And even when others do — and we call them all kinds of names for doing so — we continue to cherish this freedom and right.
When I see students wearing 13 earrings in each ear and eyelid, marijuana tattoos on their cheek and “f*** you b****” T-shirts, I wonder why they would do such a thing. I wonder where they are going to find work, if they can find work.
I wonder about their moral and spiritual values. Still, I accept that we live in a “free” country and they have the right to express themselves however they choose. Increasingly, however, I have worked in schools that forbid the wearing of clothes with profanity written on them or anything that insulted another person’s religion, gender or ethnicity.

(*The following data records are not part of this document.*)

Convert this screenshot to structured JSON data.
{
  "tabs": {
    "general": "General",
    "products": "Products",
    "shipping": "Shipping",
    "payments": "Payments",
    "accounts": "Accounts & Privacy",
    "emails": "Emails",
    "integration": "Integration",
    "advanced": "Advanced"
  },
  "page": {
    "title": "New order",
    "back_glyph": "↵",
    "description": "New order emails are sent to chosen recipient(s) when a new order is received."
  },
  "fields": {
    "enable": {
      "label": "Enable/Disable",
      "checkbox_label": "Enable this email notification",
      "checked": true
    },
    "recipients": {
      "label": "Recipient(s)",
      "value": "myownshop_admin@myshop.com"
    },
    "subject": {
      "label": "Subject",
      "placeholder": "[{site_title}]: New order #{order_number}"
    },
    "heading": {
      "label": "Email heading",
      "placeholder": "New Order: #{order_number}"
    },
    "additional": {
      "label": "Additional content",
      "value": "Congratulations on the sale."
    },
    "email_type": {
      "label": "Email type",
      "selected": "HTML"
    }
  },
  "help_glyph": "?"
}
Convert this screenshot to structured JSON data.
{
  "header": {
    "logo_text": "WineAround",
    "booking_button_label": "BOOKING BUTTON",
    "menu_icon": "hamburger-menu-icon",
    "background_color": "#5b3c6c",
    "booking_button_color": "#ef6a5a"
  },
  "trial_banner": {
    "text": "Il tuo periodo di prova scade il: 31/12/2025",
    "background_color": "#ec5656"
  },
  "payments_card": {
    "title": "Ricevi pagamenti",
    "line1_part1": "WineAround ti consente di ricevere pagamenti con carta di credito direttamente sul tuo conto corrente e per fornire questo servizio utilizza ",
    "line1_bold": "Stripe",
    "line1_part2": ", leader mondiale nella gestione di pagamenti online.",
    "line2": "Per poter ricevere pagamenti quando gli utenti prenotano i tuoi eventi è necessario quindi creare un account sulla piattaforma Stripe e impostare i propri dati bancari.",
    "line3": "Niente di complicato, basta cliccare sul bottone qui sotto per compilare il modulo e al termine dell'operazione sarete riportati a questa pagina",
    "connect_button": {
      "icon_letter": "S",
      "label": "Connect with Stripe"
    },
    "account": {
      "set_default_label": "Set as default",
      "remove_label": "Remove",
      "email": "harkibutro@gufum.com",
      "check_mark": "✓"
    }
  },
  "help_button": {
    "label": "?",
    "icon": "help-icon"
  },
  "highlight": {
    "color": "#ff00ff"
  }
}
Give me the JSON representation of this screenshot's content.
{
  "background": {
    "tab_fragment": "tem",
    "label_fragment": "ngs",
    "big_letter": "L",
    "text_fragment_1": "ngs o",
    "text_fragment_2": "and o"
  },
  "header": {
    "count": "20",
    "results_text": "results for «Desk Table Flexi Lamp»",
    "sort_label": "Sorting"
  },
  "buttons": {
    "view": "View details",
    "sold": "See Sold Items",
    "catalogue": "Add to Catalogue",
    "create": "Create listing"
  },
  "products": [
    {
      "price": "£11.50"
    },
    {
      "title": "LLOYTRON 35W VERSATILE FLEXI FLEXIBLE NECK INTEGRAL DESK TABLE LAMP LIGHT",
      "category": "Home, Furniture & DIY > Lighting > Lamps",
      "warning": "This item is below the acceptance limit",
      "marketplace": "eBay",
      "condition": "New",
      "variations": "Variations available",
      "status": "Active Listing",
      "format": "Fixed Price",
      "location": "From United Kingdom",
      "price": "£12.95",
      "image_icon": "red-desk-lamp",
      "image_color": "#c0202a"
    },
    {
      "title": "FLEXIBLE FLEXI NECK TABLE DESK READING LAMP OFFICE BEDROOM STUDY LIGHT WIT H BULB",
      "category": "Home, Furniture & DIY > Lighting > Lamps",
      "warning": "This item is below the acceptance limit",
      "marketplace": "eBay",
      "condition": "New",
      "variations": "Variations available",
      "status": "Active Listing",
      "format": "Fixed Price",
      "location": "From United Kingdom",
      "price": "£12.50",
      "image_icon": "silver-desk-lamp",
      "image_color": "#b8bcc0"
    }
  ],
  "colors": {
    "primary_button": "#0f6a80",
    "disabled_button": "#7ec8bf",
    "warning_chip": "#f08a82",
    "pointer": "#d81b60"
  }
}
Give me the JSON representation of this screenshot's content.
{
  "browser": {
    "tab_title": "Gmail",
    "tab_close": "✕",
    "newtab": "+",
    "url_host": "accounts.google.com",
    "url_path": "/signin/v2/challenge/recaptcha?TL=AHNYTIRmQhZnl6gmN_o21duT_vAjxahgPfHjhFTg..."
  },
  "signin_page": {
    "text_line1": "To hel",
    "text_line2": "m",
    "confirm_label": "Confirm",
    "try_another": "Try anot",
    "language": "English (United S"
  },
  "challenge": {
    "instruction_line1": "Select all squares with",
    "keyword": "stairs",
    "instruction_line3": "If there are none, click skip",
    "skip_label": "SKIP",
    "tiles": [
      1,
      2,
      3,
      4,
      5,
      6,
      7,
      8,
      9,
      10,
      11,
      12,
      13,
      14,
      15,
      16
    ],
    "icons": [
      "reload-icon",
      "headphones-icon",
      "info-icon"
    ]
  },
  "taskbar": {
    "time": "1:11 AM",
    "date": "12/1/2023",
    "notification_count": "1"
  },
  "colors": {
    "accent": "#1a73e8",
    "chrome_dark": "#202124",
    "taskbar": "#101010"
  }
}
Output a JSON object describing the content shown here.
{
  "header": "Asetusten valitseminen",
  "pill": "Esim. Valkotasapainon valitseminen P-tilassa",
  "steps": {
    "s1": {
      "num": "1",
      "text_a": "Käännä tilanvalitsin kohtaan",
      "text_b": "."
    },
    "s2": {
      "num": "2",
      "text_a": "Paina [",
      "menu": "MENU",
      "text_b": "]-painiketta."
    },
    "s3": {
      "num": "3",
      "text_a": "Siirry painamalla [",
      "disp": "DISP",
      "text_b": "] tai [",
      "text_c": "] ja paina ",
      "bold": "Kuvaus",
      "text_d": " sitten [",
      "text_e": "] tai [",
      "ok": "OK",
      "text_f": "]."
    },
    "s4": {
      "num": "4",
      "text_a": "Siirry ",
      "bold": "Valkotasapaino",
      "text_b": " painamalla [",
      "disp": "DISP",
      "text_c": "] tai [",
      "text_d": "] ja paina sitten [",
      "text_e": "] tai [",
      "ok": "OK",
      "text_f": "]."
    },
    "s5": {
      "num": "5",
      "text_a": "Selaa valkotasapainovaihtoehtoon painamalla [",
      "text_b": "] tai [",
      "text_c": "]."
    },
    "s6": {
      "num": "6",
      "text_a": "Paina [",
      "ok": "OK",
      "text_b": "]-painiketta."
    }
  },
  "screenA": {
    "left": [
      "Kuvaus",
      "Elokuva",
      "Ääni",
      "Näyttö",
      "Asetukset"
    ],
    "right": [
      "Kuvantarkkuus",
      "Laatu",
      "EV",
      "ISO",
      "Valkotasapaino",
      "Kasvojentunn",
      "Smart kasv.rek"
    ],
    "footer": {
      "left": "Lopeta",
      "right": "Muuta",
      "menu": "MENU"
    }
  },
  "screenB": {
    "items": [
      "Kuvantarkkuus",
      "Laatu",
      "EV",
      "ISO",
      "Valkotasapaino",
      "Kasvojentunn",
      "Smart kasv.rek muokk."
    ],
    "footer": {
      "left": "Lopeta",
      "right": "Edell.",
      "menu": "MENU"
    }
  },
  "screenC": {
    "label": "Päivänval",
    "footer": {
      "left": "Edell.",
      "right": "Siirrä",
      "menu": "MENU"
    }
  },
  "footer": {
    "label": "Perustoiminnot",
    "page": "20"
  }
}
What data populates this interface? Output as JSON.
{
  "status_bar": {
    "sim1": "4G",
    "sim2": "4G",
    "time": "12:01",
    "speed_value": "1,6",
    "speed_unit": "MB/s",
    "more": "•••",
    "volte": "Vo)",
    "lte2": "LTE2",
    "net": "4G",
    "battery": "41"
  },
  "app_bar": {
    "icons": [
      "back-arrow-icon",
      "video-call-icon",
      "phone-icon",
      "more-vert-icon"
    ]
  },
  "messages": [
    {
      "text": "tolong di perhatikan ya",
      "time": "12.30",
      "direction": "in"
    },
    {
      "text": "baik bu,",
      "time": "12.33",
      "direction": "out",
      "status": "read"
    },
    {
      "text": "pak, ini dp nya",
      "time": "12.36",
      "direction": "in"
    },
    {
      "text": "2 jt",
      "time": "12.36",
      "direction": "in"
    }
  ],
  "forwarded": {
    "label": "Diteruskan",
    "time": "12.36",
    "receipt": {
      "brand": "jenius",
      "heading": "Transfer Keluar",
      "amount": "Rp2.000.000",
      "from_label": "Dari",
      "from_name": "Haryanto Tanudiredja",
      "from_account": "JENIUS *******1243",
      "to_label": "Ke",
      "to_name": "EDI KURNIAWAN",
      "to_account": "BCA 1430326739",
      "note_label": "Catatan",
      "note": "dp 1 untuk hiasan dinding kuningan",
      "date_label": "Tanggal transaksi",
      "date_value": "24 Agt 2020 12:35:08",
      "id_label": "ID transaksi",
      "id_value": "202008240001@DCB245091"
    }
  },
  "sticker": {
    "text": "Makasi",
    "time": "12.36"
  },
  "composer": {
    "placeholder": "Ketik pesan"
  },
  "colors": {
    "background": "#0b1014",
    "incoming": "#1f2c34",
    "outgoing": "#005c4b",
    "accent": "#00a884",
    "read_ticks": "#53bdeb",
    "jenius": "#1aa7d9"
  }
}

It’s easy to see how such a freedom could out of hand and incite people to violence, which schools really didn’t want to deal with.
Recently, I heard a TV commentator say that Birth of a Nation, that famous or infamous silent movie depicting the Ku Klux Klan as heroic, was one of the best movies ever made. I still recall people arguing that The Color Purple was a horrible movie, because it portrayed all the black men so negatively. Some of Langston Hughes’s poems were criticized for their content and against his talent.
Have you ever bothered to listen to Rush Limbaugh’s show?
I can’t even count the number of rap, hard rock or hip-hop songs and videos that I’ve found disgusting or degrading to women. How many horrible speeches have we heard this election season that could have made even the most insensitive types want to strangle someone?
My husband told me once about an Indian guy he worked with who found it very interesting that Americans spoke negatively about their president in public. In many countries, you might be imprisoned for doing such a thing or suddenly found dead somewhere.
In many African countries that are trying to find their way after years of political dictatorship, you or your loved ones might be killed if the government even thinks you oppose it. Write a letter to the editor or a column criticizing the governor of your state and you might find yourself out of a job or demoted at least. Not that these things don’t happen in the U.S., but we do have legal recourses if we suspect such tactics to dissuade our freedom of speech.
So, where am I going with all this?
This is only my view from the Other Atlantic City, but I think there are people out there who are deliberately trying to incite Arabs — many but not all of them Muslim, who are already reeling from years of socio-political and economic trauma — with that “silly little film” as one Islamic scholar recently referred to it. They will not be happy until the entire Middle East is up in flames and the corpses of people from all of those countries are scattered about the streets and countrysides.
Movies, TV shows, plays, every type of creative art form is meant to entertain us, amuse us, move us to take action, and even provoke us, positively or negatively. We are used to this in the West where we have been living in relative prosperity now for decades.
When people have been through or are in the midst of very difficult times, it is not hard to see why a film, song, poem or news article can move them into the streets. We never want anyone to die during such events, but sadly, it does happen.
Maybe the voices of peace, collaboration and compromise should be louder, or at least demand more coverage from media outlets. More than one of my Jewish friends has told me that there are more and more Jews and Israelis who are for a two-state solution with the Palestinians. How often do we hear the voices of these people?
How often do we hear about the many organizations that for years have been bringing Palestinian, usually Muslim, children and Israeli-Jewish children to the U.S. to live and work together in a spirit of understanding and unity?
We all want to live in a peaceful world. We all want food, clothing, affordable housing and healthcare for our families. If we want it for ourselves, shouldn’t we also want it for others?
Jacob Lawrence Day in Atlantic City
Black History, Jazz and Poetry